Almost five months after running into fierce opposition from the public and disapproval from the Costa Mesa Planning Commission, a retooled proposal to demolish much of an existing strip mall on Bristol Street and replace it with a large self-storage facility won unanimous City Council approval Tuesday night.
The approved project entails flattening most of the Autoplex center at 375 Bristol so the property's owners can build 719 storage units in a two-story building.
About 12,500 square feet, or roughly a third, of the existing retail space will remain. Some of the center's current tenants will be allowed to stay, according to project spokesman Paul Freeman. They include Sandwich World, Dan's Autocare Express and Sushi Imari, Freeman said.
The property owners, Sanderson J. Ray Development of Newport Beach and Cardinal Development of Costa Mesa, also agreed to work toward undergrounding utility poles in front of the property.
Freeman said the new project will reduce traffic and "be a lot better looking, more vibrant, quieter and cleaner, environmentally speaking," compared with what's there now.
The goal, Freeman said, is to break ground on the project near the end of 2017 and wrap up construction a year or so after that.
Redeveloping the 3.2-acre site is necessary, he said, because the existing center is not economically viable in the long term.
The road to Tuesday's vote was rocky at times. Originally, the applicants had sought permission to raze the entire Autoplex to make way for 774 storage units and a freestanding 5,000-square-foot food hall.
Many Autoplex business owners rallied against that version of the project, saying it would shutter successful small businesses and put employees out of work.
Planning commissioners had qualms with the proposal when they first reviewed it in June and urged the property owners to work with the tenants who would be displaced.
Tensions between Autoplex tenants and ownership faded somewhat during a second Planning Commission hearing last month, with some tenants throwing their support behind the revised plan.
But a few people urged the commission to deny it, saying the project would still force some businesses to relocate, which could be difficult, if not impossible.
The commission unanimously endorsed the redesigned project Oct. 10.
Those who addressed the council on Tuesday spoke favorably of the proposal.
George Bean, owner of Sandwich World, said he's excited to see the property get a facelift and appreciates the property owners' efforts to work things out with tenants.
"We think they've been fair to us," Bean said. "We think they've been fair to the rest of the tenants."
Councilwoman Sandy Genis called the applicants' outreach to tenants "a model for anyone else who wants to redo a center."
In an interview Wednesday, Freeman called the outcome "a good one for everybody, so we feel good about it."
Sobeca amendment approved
Council members also voted Tuesday to approve an urban plan amendment to allow as many as 450 residential units, at densities of up to 40 units per acre, to be built in the city's Sobeca district — a 39-acre area around The Lab and The Camp shopping centers on Bristol Street.

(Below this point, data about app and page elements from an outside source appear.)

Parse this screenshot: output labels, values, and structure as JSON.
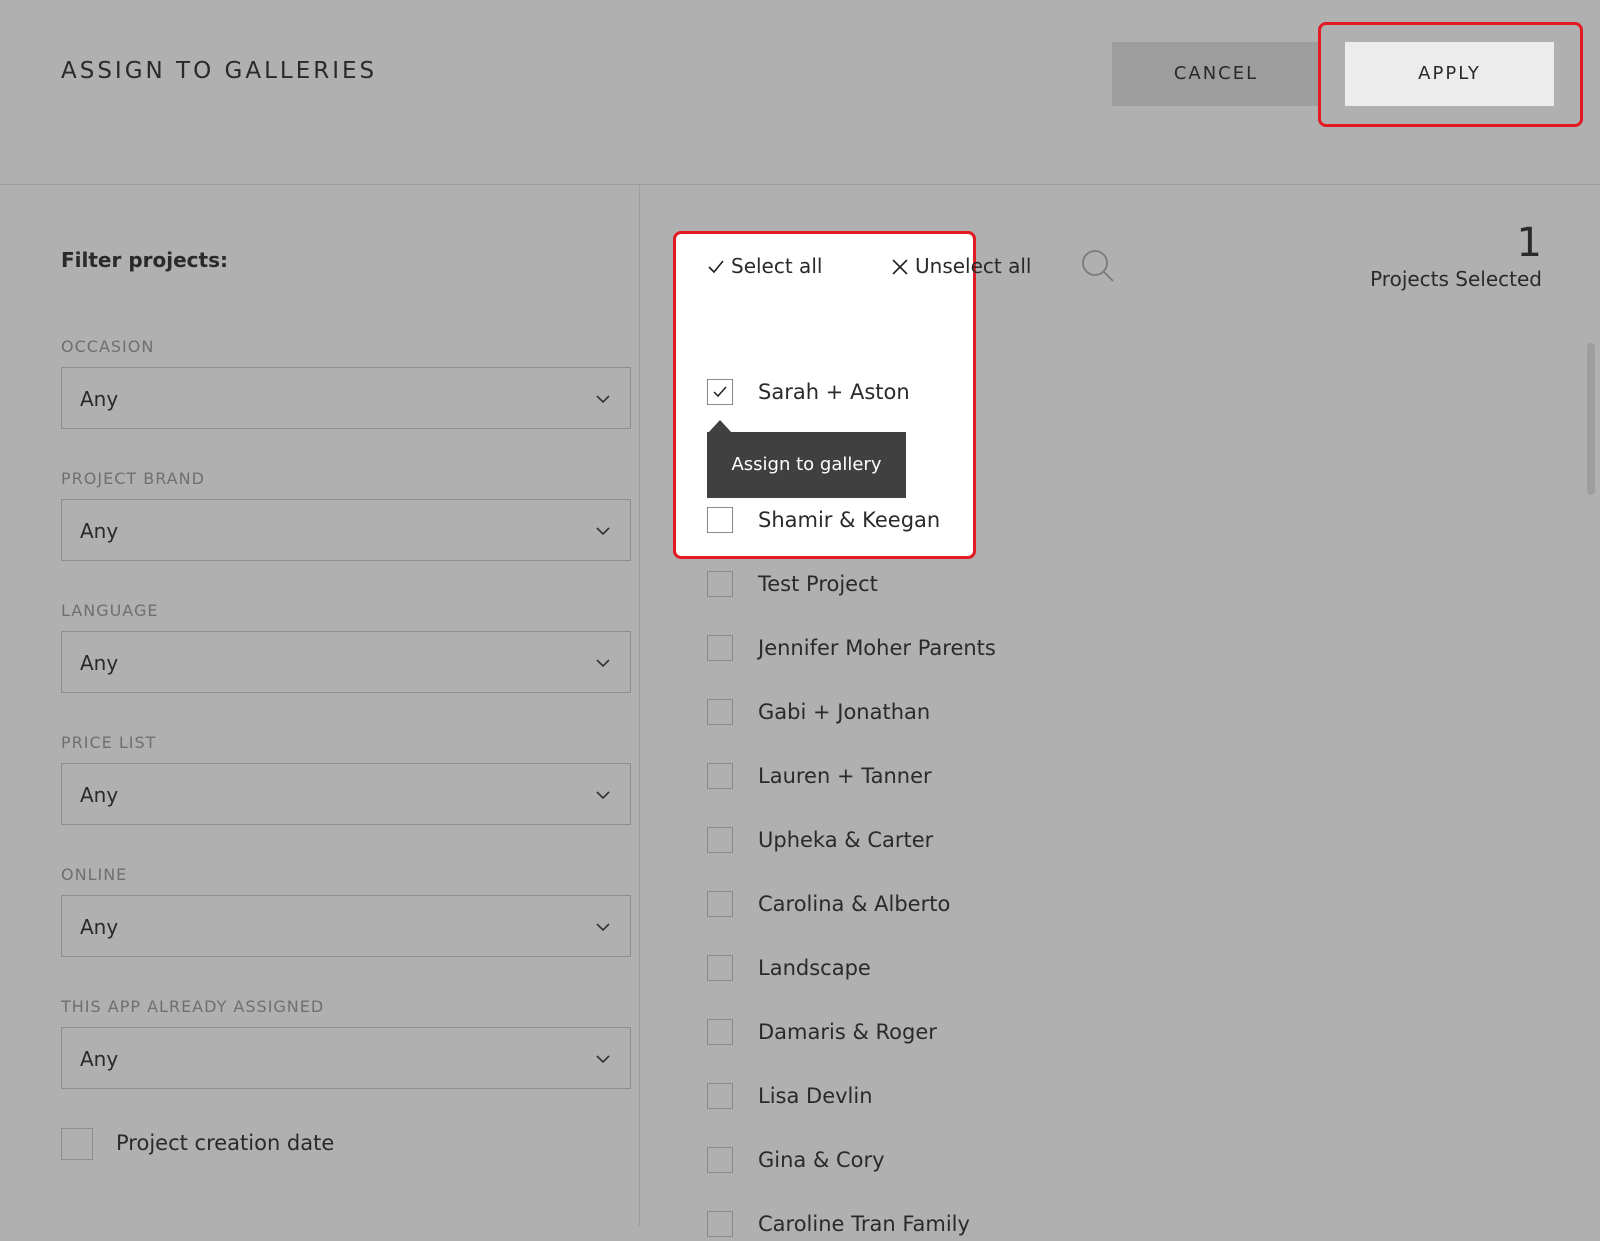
{
  "header": {
    "title": "ASSIGN TO GALLERIES",
    "cancel_label": "CANCEL",
    "apply_label": "APPLY"
  },
  "filters": {
    "heading": "Filter projects:",
    "occasion": {
      "label": "OCCASION",
      "value": "Any"
    },
    "project_brand": {
      "label": "PROJECT BRAND",
      "value": "Any"
    },
    "language": {
      "label": "LANGUAGE",
      "value": "Any"
    },
    "price_list": {
      "label": "PRICE LIST",
      "value": "Any"
    },
    "online": {
      "label": "ONLINE",
      "value": "Any"
    },
    "app_assigned": {
      "label": "THIS APP ALREADY ASSIGNED",
      "value": "Any"
    },
    "creation_date": {
      "label": "Project creation date",
      "checked": false
    }
  },
  "toolbar": {
    "select_all": "Select all",
    "unselect_all": "Unselect all",
    "selected_count": "1",
    "selected_label": "Projects Selected"
  },
  "tooltip": "Assign to gallery",
  "projects": [
    {
      "name": "Sarah + Aston",
      "checked": true
    },
    {
      "name": "Shamir & Keegan",
      "checked": false
    },
    {
      "name": "Test Project",
      "checked": false
    },
    {
      "name": "Jennifer Moher Parents",
      "checked": false
    },
    {
      "name": "Gabi + Jonathan",
      "checked": false
    },
    {
      "name": "Lauren + Tanner",
      "checked": false
    },
    {
      "name": "Upheka & Carter",
      "checked": false
    },
    {
      "name": "Carolina & Alberto",
      "checked": false
    },
    {
      "name": "Landscape",
      "checked": false
    },
    {
      "name": "Damaris & Roger",
      "checked": false
    },
    {
      "name": "Lisa Devlin",
      "checked": false
    },
    {
      "name": "Gina & Cory",
      "checked": false
    },
    {
      "name": "Caroline Tran Family",
      "checked": false
    }
  ],
  "colors": {
    "highlight": "#e11a23",
    "overlay": "#b0b0b0",
    "tooltip_bg": "#404040"
  },
  "icons": {
    "check": "check-icon",
    "close": "close-icon",
    "search": "search-icon",
    "chevron": "chevron-down-icon"
  }
}
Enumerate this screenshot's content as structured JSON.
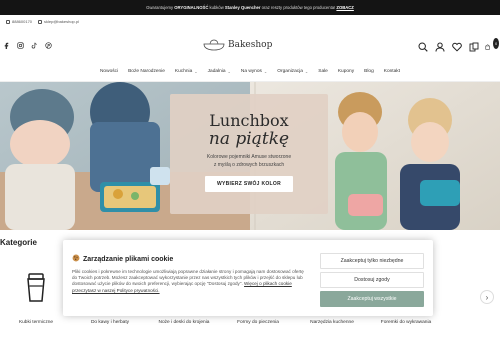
{
  "topbar": {
    "part1": "Gwarantujemy",
    "bold1": "ORYGINALNOŚĆ",
    "part2": "kubków",
    "bold2": "Stanley Quencher",
    "part3": "oraz reszty produktów tego producenta!",
    "link": "ZOBACZ"
  },
  "header": {
    "phone": "888600170",
    "email": "sklep@bakeshop.pl",
    "logo_text": "Bakeshop",
    "cart_count": "0"
  },
  "nav": {
    "items": [
      {
        "label": "Nowości",
        "dropdown": false
      },
      {
        "label": "Boże Narodzenie",
        "dropdown": false
      },
      {
        "label": "Kuchnia",
        "dropdown": true
      },
      {
        "label": "Jadalnia",
        "dropdown": true
      },
      {
        "label": "Na wynos",
        "dropdown": true
      },
      {
        "label": "Organizacja",
        "dropdown": true
      },
      {
        "label": "Sale",
        "dropdown": false
      },
      {
        "label": "Kupony",
        "dropdown": false
      },
      {
        "label": "Blog",
        "dropdown": false
      },
      {
        "label": "Kontakt",
        "dropdown": false
      }
    ]
  },
  "hero": {
    "title1": "Lunchbox",
    "title2": "na piątkę",
    "sub1": "Kolorowe pojemniki Amuse stworzone",
    "sub2": "z myślą o zdrowych brzuszkach",
    "button": "WYBIERZ SWÓJ KOLOR"
  },
  "categories": {
    "title": "Kategorie",
    "items": [
      {
        "label": "Kubki termiczne"
      },
      {
        "label": "Do kawy i herbaty"
      },
      {
        "label": "Noże i deski do krojenia"
      },
      {
        "label": "Formy do pieczenia"
      },
      {
        "label": "Narzędzia kuchenne"
      },
      {
        "label": "Foremki do wykrawania"
      }
    ]
  },
  "cookie": {
    "title": "Zarządzanie plikami cookie",
    "text": "Pliki cookies i pokrewne im technologie umożliwiają poprawne działanie strony i pomagają nam dostosować ofertę do Twoich potrzeb. Możesz zaakceptować wykorzystanie przez nas wszystkich tych plików i przejść do sklepu lub dostosować użycie plików do swoich preferencji, wybierając opcję \"Dostosuj zgody\".",
    "link": "Więcej o plikach cookie przeczytasz w naszej Polityce prywatności.",
    "btn_necessary": "Zaakceptuj tylko niezbędne",
    "btn_customize": "Dostosuj zgody",
    "btn_accept_all": "Zaakceptuj wszystkie"
  },
  "colors": {
    "topbar_bg": "#141414",
    "accent_green": "#8aa89b",
    "hero_card": "#e1d0c4"
  }
}
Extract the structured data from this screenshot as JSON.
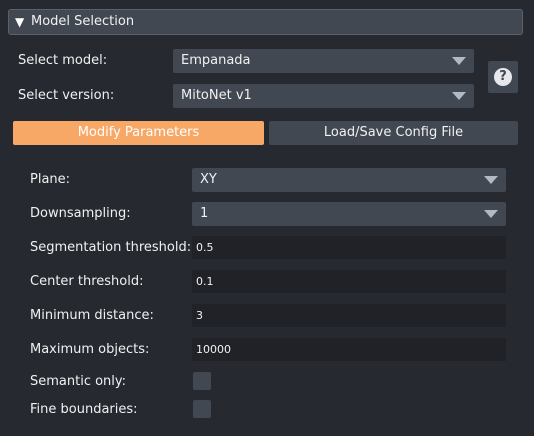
{
  "section": {
    "toggle_glyph": "▼",
    "title": "Model Selection"
  },
  "model": {
    "label": "Select model:",
    "value": "Empanada"
  },
  "version": {
    "label": "Select version:",
    "value": "MitoNet v1"
  },
  "help": {
    "glyph": "?",
    "icon": "help-icon"
  },
  "tabs": [
    {
      "label": "Modify Parameters",
      "active": true
    },
    {
      "label": "Load/Save Config File",
      "active": false
    }
  ],
  "params": {
    "plane": {
      "label": "Plane:",
      "value": "XY"
    },
    "downsampling": {
      "label": "Downsampling:",
      "value": "1"
    },
    "seg_threshold": {
      "label": "Segmentation threshold:",
      "value": "0.5"
    },
    "center_threshold": {
      "label": "Center threshold:",
      "value": "0.1"
    },
    "min_distance": {
      "label": "Minimum distance:",
      "value": "3"
    },
    "max_objects": {
      "label": "Maximum objects:",
      "value": "10000"
    },
    "semantic_only": {
      "label": "Semantic only:",
      "checked": false
    },
    "fine_boundaries": {
      "label": "Fine boundaries:",
      "checked": false
    }
  },
  "colors": {
    "background": "#262930",
    "control": "#414851",
    "field": "#202227",
    "accent": "#f7a867"
  }
}
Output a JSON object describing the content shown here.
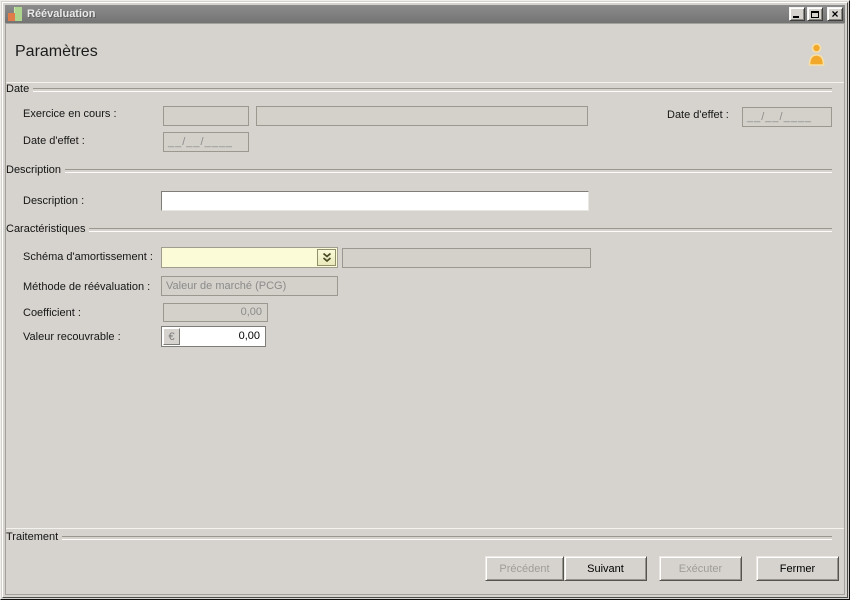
{
  "window": {
    "title": "Réévaluation",
    "controls": {
      "minimize": "minimize",
      "maximize": "maximize",
      "close": "×"
    }
  },
  "header": {
    "title": "Paramètres"
  },
  "icons": {
    "app_icon": "bar-chart",
    "user_icon": "person",
    "combo_arrow": "double-chevron-down",
    "currency_button": "€"
  },
  "sections": {
    "date": {
      "legend": "Date",
      "exercice_label": "Exercice en cours  :",
      "exercice_value1": "",
      "exercice_value2": "",
      "date_effet_right_label": "Date d'effet :",
      "date_effet_right_value": "__/__/____",
      "date_effet_label": "Date d'effet :",
      "date_effet_value": "__/__/____"
    },
    "description": {
      "legend": "Description",
      "label": "Description :",
      "value": ""
    },
    "caracteristiques": {
      "legend": "Caractéristiques",
      "schema_label": "Schéma d'amortissement :",
      "schema_value": "",
      "schema_detail_value": "",
      "methode_label": "Méthode de réévaluation :",
      "methode_value": "Valeur de marché (PCG)",
      "coefficient_label": "Coefficient :",
      "coefficient_value": "0,00",
      "valeur_label": "Valeur recouvrable :",
      "valeur_currency": "€",
      "valeur_value": "0,00"
    },
    "traitement": {
      "legend": "Traitement"
    }
  },
  "footer": {
    "buttons": [
      {
        "label": "Précédent",
        "enabled": false
      },
      {
        "label": "Suivant",
        "enabled": true
      },
      {
        "label": "Exécuter",
        "enabled": false
      },
      {
        "label": "Fermer",
        "enabled": true
      }
    ]
  },
  "colors": {
    "window_bg": "#d6d3ce",
    "titlebar": "#7f7f7f",
    "combo_bg": "#fbfbd8",
    "disabled_text": "#8b8b8b",
    "user_icon_fill": "#f2a82a",
    "app_icon_orange": "#e07c4a",
    "app_icon_green": "#aed590"
  }
}
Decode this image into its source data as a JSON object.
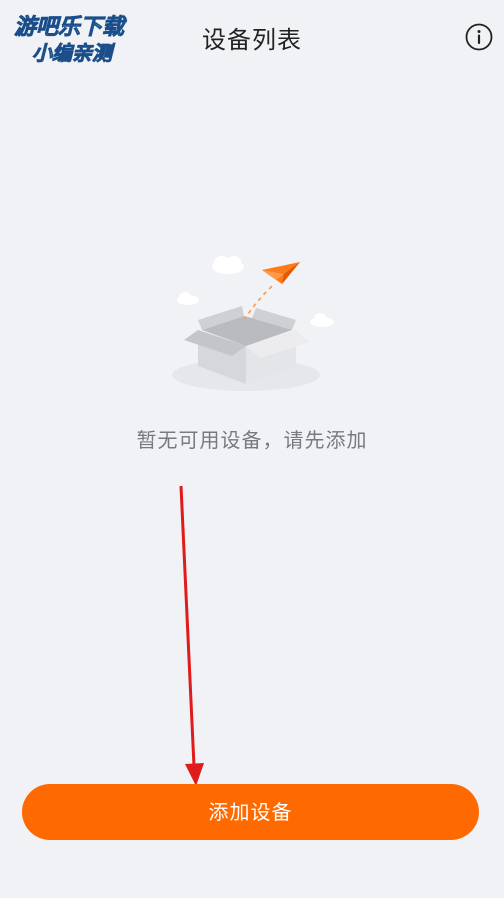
{
  "header": {
    "title": "设备列表",
    "info_icon": "info-circle-icon"
  },
  "watermark": {
    "line1": "游吧乐下载",
    "line2": "小编亲测"
  },
  "empty_state": {
    "illustration": "empty-box-with-paper-plane",
    "message": "暂无可用设备，请先添加"
  },
  "actions": {
    "add_device_label": "添加设备"
  },
  "colors": {
    "background": "#f1f2f6",
    "accent": "#ff6a00",
    "annotation_arrow": "#e01b1b"
  }
}
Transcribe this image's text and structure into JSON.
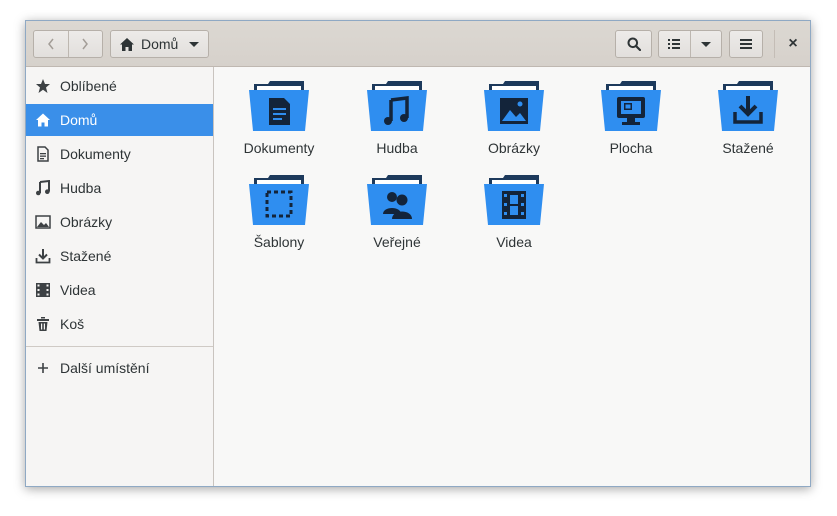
{
  "header": {
    "back_icon": "chevron-left-icon",
    "forward_icon": "chevron-right-icon",
    "path_label": "Domů",
    "close_glyph": "×"
  },
  "sidebar": {
    "items": [
      {
        "label": "Oblíbené",
        "icon": "star-icon"
      },
      {
        "label": "Domů",
        "icon": "home-icon",
        "active": true
      },
      {
        "label": "Dokumenty",
        "icon": "document-icon"
      },
      {
        "label": "Hudba",
        "icon": "music-icon"
      },
      {
        "label": "Obrázky",
        "icon": "image-icon"
      },
      {
        "label": "Stažené",
        "icon": "download-icon"
      },
      {
        "label": "Videa",
        "icon": "film-icon"
      },
      {
        "label": "Koš",
        "icon": "trash-icon"
      }
    ],
    "other_locations": {
      "label": "Další umístění",
      "icon": "plus-icon"
    }
  },
  "folders": [
    {
      "label": "Dokumenty",
      "icon": "document-icon"
    },
    {
      "label": "Hudba",
      "icon": "music-icon"
    },
    {
      "label": "Obrázky",
      "icon": "image-icon"
    },
    {
      "label": "Plocha",
      "icon": "desktop-icon"
    },
    {
      "label": "Stažené",
      "icon": "download-icon"
    },
    {
      "label": "Šablony",
      "icon": "template-icon"
    },
    {
      "label": "Veřejné",
      "icon": "users-icon"
    },
    {
      "label": "Videa",
      "icon": "film-icon"
    }
  ],
  "colors": {
    "accent": "#3a8fe9",
    "folder_front": "#2f8ef0",
    "folder_dark": "#1d3a5c"
  }
}
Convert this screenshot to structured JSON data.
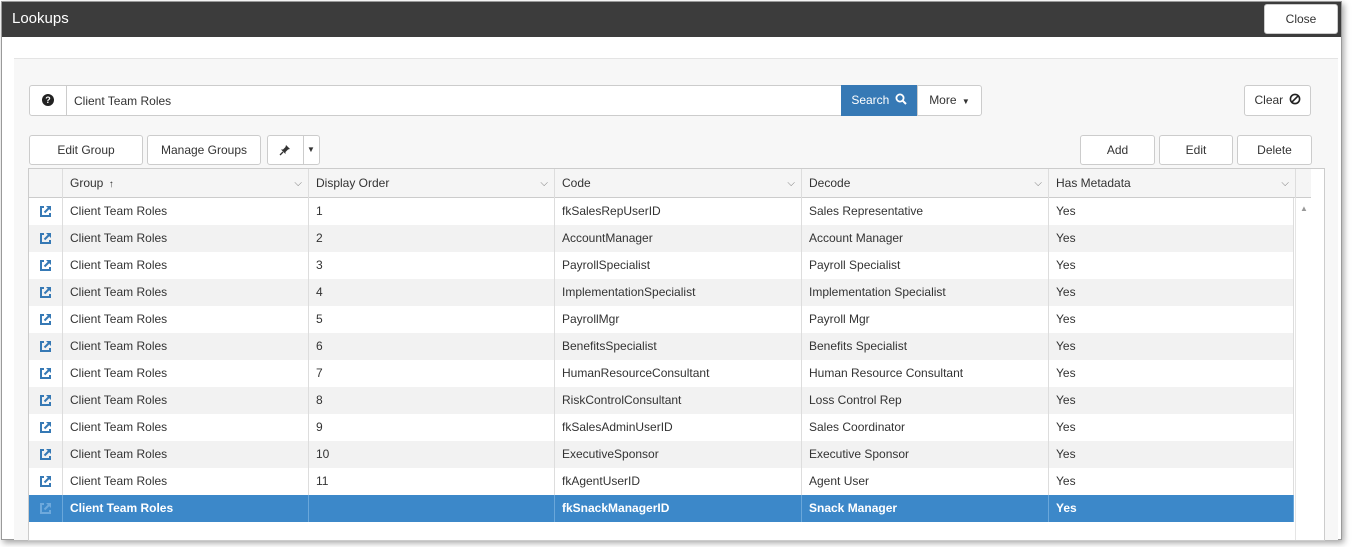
{
  "window": {
    "title": "Lookups",
    "close_label": "Close"
  },
  "search": {
    "help_symbol": "?",
    "value": "Client Team Roles",
    "search_label": "Search",
    "more_label": "More",
    "clear_label": "Clear"
  },
  "toolbar": {
    "edit_group": "Edit Group",
    "manage_groups": "Manage Groups",
    "add": "Add",
    "edit": "Edit",
    "delete": "Delete"
  },
  "grid": {
    "columns": [
      "Group",
      "Display Order",
      "Code",
      "Decode",
      "Has Metadata"
    ],
    "sort_indicator": "↑",
    "rows": [
      {
        "group": "Client Team Roles",
        "order": "1",
        "code": "fkSalesRepUserID",
        "decode": "Sales Representative",
        "meta": "Yes"
      },
      {
        "group": "Client Team Roles",
        "order": "2",
        "code": "AccountManager",
        "decode": "Account Manager",
        "meta": "Yes"
      },
      {
        "group": "Client Team Roles",
        "order": "3",
        "code": "PayrollSpecialist",
        "decode": "Payroll Specialist",
        "meta": "Yes"
      },
      {
        "group": "Client Team Roles",
        "order": "4",
        "code": "ImplementationSpecialist",
        "decode": "Implementation Specialist",
        "meta": "Yes"
      },
      {
        "group": "Client Team Roles",
        "order": "5",
        "code": "PayrollMgr",
        "decode": "Payroll Mgr",
        "meta": "Yes"
      },
      {
        "group": "Client Team Roles",
        "order": "6",
        "code": "BenefitsSpecialist",
        "decode": "Benefits Specialist",
        "meta": "Yes"
      },
      {
        "group": "Client Team Roles",
        "order": "7",
        "code": "HumanResourceConsultant",
        "decode": "Human Resource Consultant",
        "meta": "Yes"
      },
      {
        "group": "Client Team Roles",
        "order": "8",
        "code": "RiskControlConsultant",
        "decode": "Loss Control Rep",
        "meta": "Yes"
      },
      {
        "group": "Client Team Roles",
        "order": "9",
        "code": "fkSalesAdminUserID",
        "decode": "Sales Coordinator",
        "meta": "Yes"
      },
      {
        "group": "Client Team Roles",
        "order": "10",
        "code": "ExecutiveSponsor",
        "decode": "Executive Sponsor",
        "meta": "Yes"
      },
      {
        "group": "Client Team Roles",
        "order": "11",
        "code": "fkAgentUserID",
        "decode": "Agent User",
        "meta": "Yes"
      },
      {
        "group": "Client Team Roles",
        "order": "",
        "code": "fkSnackManagerID",
        "decode": "Snack Manager",
        "meta": "Yes",
        "selected": true
      }
    ]
  }
}
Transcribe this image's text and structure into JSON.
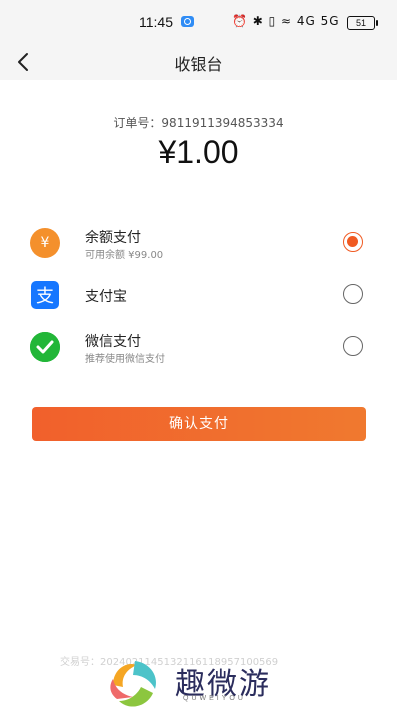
{
  "status_bar": {
    "time": "11:45",
    "icons_text": "⏰ ✱ ▯ ≈ 4G 5G",
    "battery": "51"
  },
  "nav": {
    "title": "收银台",
    "back_icon": "chevron-left-icon"
  },
  "order": {
    "label": "订单号：",
    "number": "9811911394853334",
    "amount": "¥1.00"
  },
  "payment_options": [
    {
      "title": "余额支付",
      "subtitle": "可用余额 ¥99.00",
      "icon": "yuan-icon",
      "selected": true
    },
    {
      "title": "支付宝",
      "subtitle": "",
      "icon": "alipay-icon",
      "selected": false
    },
    {
      "title": "微信支付",
      "subtitle": "推荐使用微信支付",
      "icon": "wechat-icon",
      "selected": false
    }
  ],
  "confirm_label": "确认支付",
  "trade": {
    "label": "交易号：",
    "number": "2024021145132116118957100569"
  },
  "watermark": {
    "text": "趣微游",
    "sub": "QUWEIYOU"
  },
  "colors": {
    "accent": "#f05a22",
    "button": "#f1602c",
    "balance_icon": "#f4902c",
    "alipay": "#1677ff",
    "wechat": "#22b638"
  }
}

The item originally was on the council's Oct. 17 agenda, but that meeting ended abruptly after Genis left the dais and walked out of City Hall in an attempt to prevent the amendment from being adopted.
Though the two other council members at that meeting, Mayor Steve Mensinger and Mayor Pro Tem Jim Righeimer, voted to pass the amendment as Genis left, there was uncertainty over whether that vote was sufficient to approve the item.
Because of the ambiguity, city staff placed it on Tuesday's agenda and it was approved 3-2, with Genis and Councilwoman Katrina Foley opposed.
The development capacities for Sobeca are already outlined in the recent update to the city's general plan, but the council needed to amend the urban plan to make the two documents consistent.